Copy each line below holding "Nadine".
"""
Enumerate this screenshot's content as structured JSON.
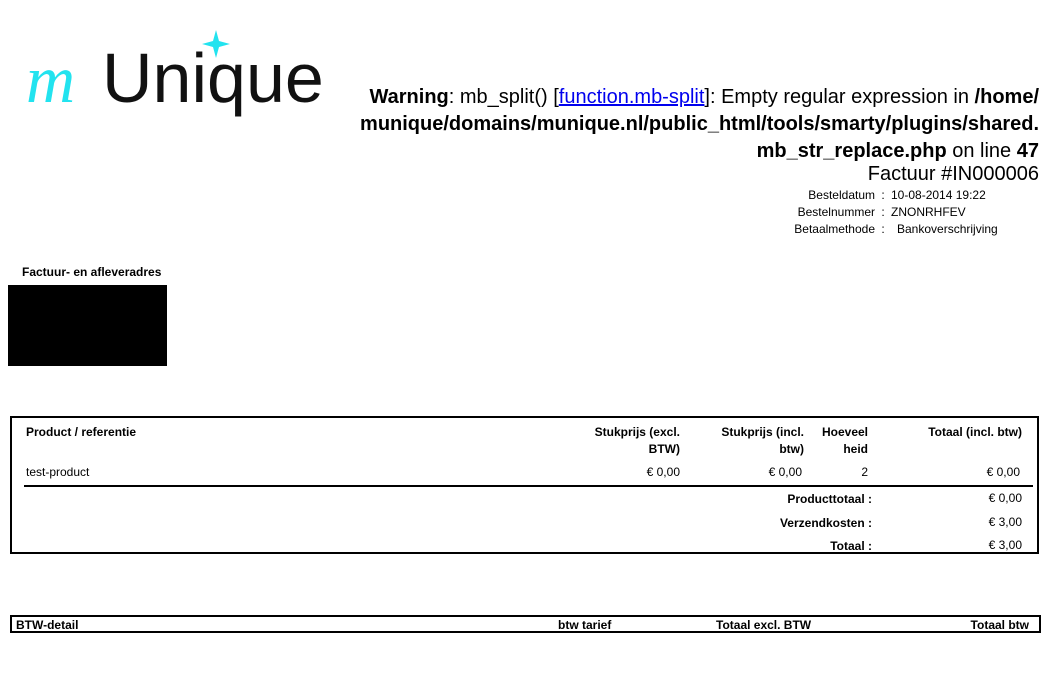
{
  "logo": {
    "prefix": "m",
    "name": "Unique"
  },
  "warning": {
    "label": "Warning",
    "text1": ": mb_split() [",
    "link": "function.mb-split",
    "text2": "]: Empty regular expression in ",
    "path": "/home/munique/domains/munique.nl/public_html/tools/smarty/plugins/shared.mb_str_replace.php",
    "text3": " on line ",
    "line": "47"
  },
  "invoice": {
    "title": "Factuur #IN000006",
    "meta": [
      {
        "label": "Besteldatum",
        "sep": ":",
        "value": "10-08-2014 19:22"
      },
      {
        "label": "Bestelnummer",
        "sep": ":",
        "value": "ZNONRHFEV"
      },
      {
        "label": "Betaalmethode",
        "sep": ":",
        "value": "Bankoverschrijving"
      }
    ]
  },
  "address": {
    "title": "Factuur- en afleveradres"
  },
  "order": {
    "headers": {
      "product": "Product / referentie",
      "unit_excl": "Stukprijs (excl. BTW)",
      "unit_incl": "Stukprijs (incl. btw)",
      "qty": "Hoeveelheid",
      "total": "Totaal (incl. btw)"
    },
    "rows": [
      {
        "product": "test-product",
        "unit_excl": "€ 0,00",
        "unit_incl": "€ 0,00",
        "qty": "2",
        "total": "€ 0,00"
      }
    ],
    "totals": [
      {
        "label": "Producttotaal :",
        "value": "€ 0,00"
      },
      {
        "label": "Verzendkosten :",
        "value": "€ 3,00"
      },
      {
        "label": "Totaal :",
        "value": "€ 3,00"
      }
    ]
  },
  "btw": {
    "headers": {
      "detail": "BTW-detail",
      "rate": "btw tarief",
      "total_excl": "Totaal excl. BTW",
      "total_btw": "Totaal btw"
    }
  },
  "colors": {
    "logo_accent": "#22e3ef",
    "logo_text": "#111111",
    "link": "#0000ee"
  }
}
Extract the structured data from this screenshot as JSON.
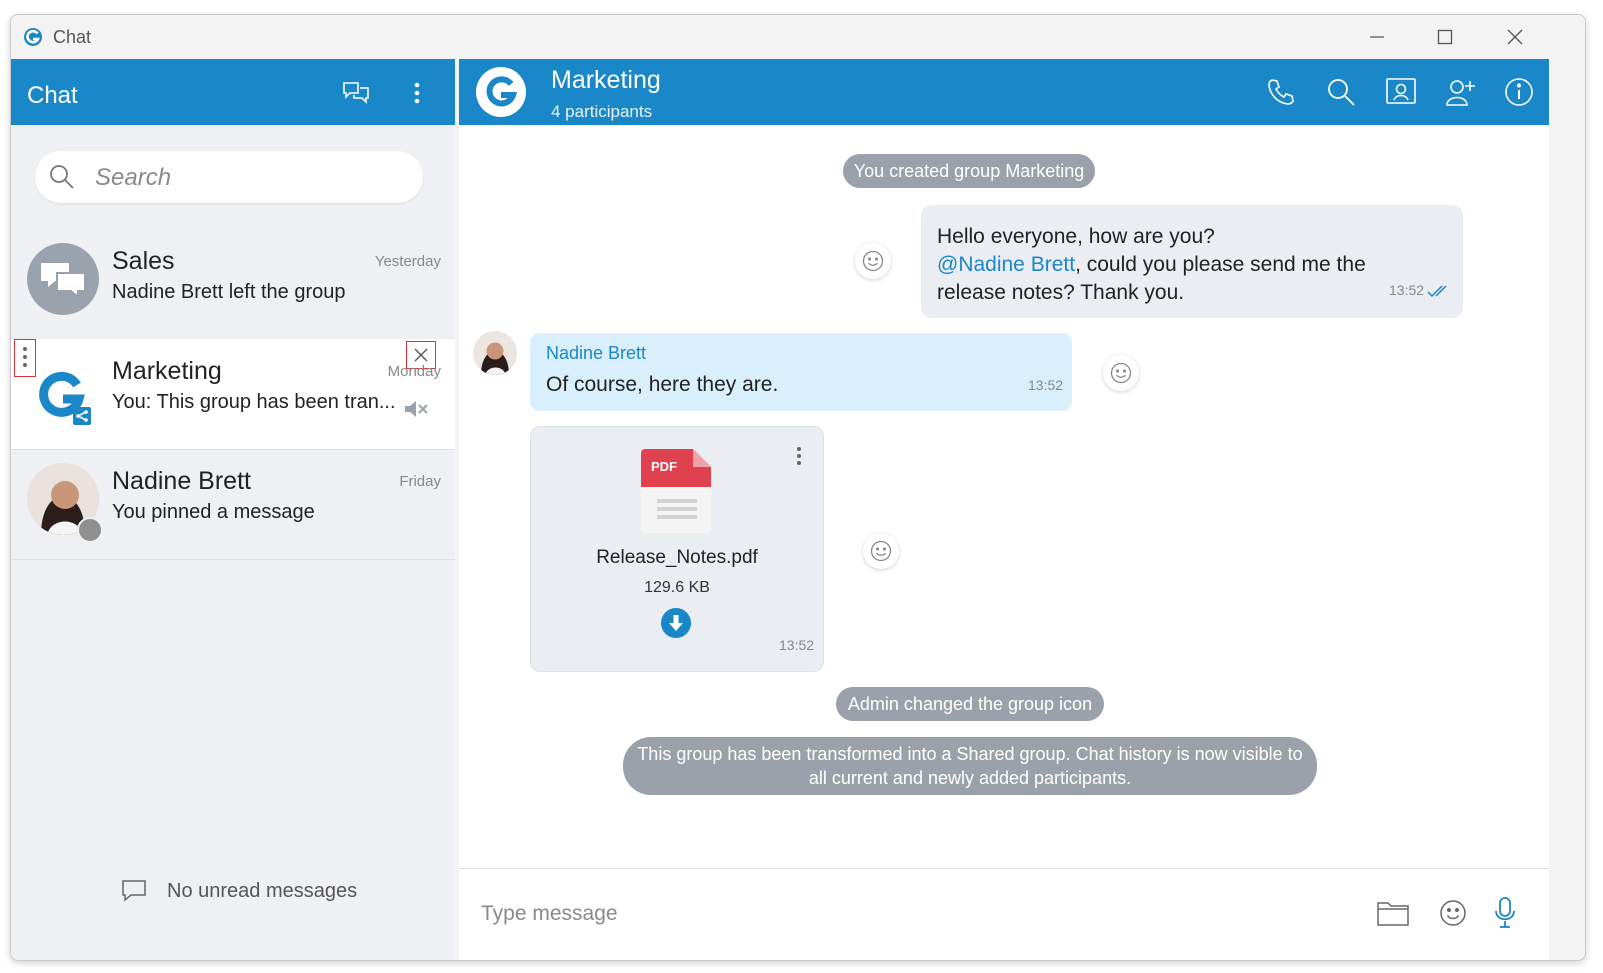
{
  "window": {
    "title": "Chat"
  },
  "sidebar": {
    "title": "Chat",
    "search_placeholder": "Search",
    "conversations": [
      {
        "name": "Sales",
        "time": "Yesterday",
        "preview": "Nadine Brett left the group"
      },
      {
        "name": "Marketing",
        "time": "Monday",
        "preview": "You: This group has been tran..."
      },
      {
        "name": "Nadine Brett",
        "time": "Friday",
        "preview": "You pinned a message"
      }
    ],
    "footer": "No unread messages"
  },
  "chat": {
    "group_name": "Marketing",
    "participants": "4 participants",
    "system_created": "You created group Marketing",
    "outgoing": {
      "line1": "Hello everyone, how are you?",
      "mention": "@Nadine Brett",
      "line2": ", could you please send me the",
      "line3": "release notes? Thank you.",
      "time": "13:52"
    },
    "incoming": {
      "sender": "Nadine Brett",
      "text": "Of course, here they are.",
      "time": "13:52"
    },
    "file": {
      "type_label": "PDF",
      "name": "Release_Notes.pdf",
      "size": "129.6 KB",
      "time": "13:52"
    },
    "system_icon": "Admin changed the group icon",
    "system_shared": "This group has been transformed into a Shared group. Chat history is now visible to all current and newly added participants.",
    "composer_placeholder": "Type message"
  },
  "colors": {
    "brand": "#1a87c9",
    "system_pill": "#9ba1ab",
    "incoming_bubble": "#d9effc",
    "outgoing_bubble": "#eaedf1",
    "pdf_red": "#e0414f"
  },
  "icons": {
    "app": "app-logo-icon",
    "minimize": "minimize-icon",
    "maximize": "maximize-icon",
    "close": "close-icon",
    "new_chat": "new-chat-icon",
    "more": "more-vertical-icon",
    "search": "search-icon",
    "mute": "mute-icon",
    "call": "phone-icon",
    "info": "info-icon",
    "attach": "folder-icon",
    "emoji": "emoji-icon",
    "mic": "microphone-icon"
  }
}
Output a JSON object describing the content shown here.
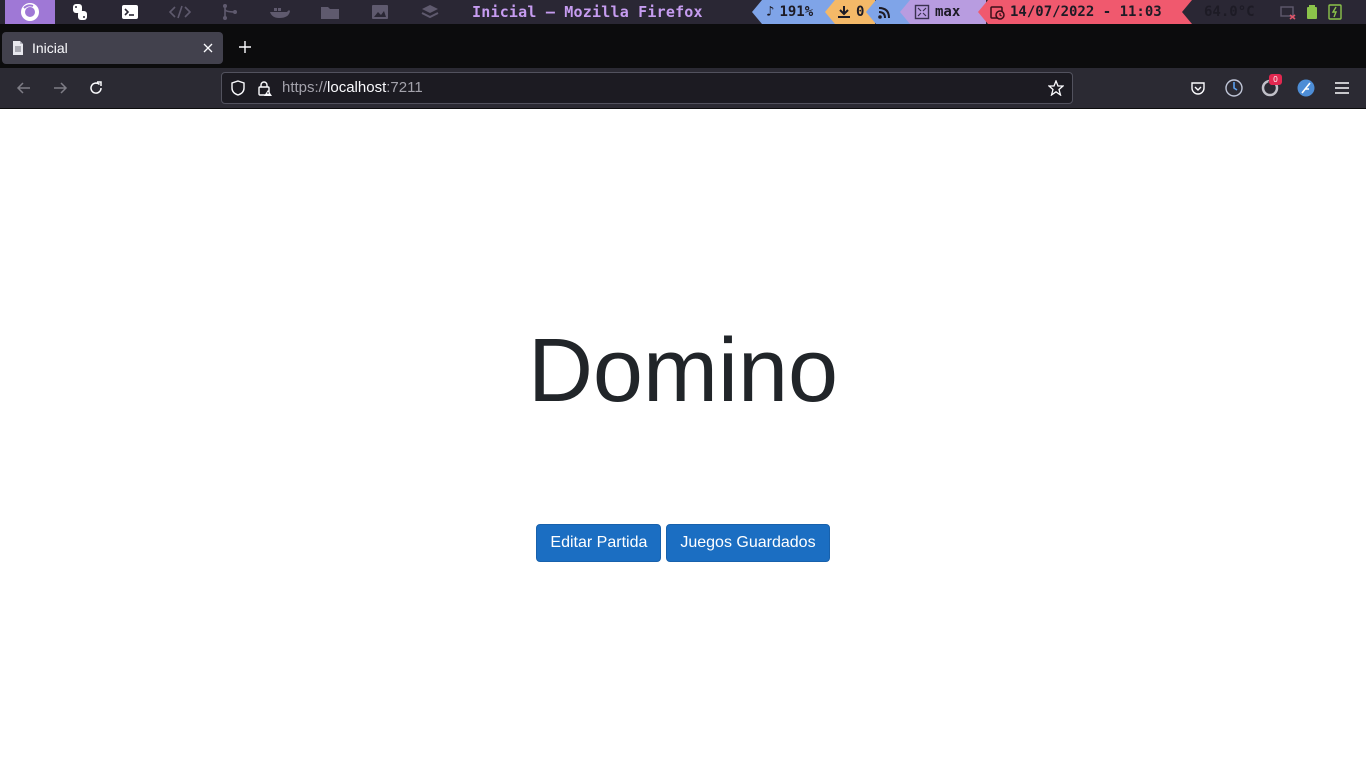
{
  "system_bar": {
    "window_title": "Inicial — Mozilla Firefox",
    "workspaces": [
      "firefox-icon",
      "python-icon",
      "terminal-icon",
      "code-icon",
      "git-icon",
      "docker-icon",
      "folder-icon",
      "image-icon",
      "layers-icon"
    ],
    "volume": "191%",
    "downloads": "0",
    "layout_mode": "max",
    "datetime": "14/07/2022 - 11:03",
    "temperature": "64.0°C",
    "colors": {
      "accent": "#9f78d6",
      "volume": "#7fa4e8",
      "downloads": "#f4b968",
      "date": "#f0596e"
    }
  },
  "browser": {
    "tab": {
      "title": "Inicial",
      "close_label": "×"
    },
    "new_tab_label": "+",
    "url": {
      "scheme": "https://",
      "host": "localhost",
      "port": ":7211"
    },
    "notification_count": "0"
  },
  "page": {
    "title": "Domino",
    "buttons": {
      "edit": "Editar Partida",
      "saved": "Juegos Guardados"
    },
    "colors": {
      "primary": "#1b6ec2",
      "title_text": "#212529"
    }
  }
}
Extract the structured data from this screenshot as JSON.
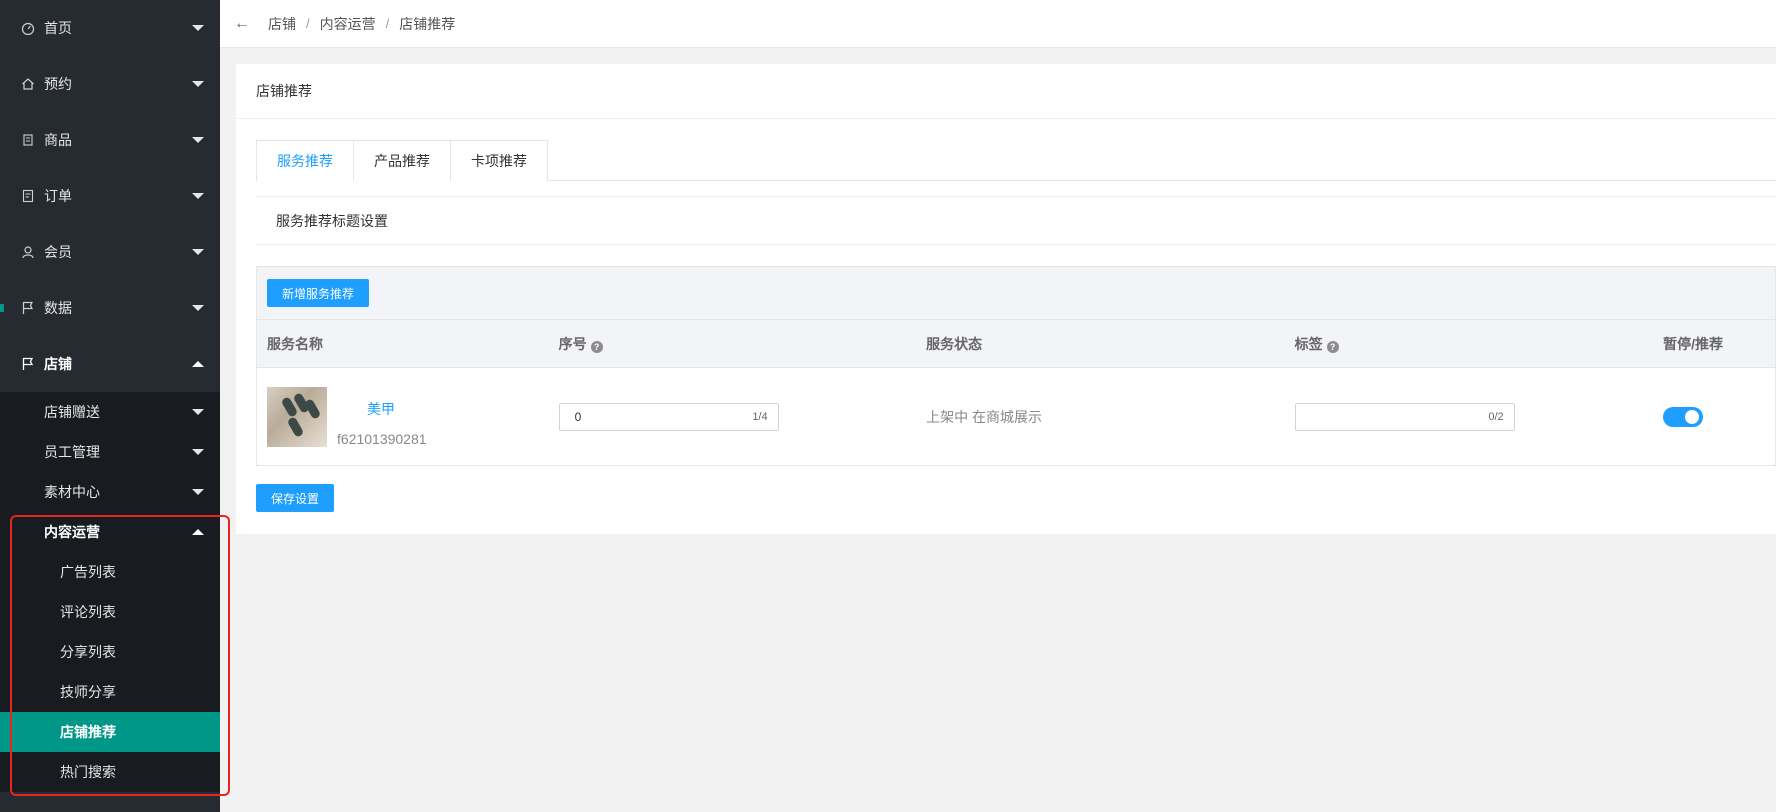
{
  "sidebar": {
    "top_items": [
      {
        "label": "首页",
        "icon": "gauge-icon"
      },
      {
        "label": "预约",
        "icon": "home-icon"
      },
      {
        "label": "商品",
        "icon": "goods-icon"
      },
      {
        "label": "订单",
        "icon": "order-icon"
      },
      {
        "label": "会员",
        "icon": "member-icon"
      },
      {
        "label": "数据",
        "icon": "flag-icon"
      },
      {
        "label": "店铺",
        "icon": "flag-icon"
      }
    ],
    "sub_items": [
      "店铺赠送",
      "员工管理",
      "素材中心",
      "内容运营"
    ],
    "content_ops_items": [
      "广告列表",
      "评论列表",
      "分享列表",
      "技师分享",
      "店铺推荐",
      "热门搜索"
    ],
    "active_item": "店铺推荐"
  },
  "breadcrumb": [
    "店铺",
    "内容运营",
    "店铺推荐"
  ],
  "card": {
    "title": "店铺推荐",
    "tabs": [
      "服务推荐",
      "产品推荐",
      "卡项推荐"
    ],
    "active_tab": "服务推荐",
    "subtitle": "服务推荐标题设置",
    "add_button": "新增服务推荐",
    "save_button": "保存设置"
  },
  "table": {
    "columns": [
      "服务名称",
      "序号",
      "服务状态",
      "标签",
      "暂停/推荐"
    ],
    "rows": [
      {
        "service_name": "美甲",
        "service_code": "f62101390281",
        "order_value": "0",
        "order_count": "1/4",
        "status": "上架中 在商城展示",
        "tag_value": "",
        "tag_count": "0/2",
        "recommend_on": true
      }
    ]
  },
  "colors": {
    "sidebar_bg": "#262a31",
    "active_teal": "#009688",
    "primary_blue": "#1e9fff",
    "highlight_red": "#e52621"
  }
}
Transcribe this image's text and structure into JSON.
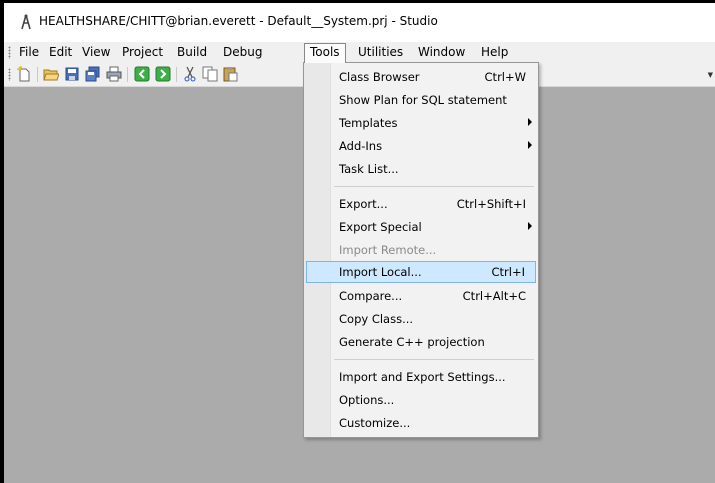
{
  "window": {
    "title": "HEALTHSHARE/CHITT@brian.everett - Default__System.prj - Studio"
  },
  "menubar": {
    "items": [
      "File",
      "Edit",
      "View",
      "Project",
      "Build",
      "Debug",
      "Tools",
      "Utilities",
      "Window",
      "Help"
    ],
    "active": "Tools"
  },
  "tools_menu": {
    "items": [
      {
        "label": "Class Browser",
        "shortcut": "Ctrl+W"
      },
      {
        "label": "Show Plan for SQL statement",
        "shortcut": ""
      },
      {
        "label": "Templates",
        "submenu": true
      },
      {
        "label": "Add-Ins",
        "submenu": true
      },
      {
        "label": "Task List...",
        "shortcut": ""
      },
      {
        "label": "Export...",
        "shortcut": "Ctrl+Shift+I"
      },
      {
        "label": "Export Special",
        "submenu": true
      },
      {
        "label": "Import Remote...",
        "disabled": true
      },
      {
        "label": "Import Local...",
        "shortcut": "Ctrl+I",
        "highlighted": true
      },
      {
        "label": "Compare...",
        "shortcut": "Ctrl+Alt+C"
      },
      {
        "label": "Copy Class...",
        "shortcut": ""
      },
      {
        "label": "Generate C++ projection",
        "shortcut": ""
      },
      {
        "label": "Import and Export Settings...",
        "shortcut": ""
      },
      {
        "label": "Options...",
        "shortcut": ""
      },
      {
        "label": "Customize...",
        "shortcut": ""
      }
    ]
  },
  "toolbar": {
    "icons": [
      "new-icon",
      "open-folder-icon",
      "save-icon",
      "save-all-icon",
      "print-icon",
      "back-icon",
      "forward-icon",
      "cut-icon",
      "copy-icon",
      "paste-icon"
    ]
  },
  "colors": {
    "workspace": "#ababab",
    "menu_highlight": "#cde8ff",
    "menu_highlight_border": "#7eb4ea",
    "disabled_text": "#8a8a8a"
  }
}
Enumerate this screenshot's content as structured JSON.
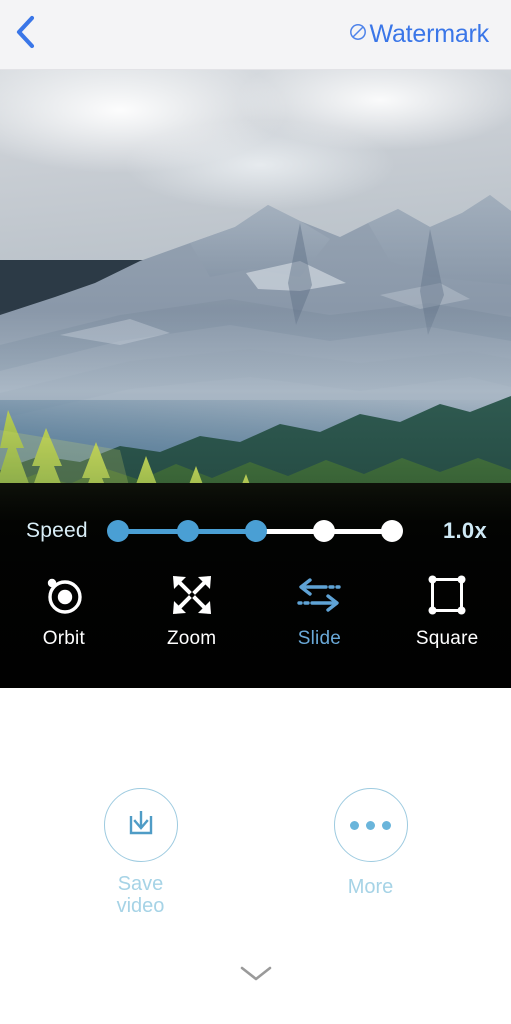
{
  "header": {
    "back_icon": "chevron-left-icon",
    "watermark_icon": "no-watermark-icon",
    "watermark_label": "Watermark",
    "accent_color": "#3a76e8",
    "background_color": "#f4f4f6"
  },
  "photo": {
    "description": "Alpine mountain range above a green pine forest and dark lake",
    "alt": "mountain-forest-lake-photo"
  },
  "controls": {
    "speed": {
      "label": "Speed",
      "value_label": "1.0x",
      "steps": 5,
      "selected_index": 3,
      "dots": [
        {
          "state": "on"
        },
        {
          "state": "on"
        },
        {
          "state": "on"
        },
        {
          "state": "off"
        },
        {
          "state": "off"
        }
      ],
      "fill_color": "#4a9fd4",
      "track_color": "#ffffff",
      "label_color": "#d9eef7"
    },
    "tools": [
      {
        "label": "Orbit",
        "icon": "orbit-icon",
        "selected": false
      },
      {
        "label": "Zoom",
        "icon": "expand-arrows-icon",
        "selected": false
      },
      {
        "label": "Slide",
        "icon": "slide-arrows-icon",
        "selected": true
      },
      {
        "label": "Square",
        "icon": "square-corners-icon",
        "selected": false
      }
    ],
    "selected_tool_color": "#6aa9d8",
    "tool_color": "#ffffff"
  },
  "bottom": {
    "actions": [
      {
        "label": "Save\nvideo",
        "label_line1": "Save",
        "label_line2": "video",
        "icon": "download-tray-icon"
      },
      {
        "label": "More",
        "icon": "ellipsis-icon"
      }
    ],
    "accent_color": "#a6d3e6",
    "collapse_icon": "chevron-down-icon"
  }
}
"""
§ Answer for this exercise:
        "preview": "Nadine Brett left the group"
        "name": "Nadine Brett",
      "mention": "@Nadine Brett",
      "sender": "Nadine Brett",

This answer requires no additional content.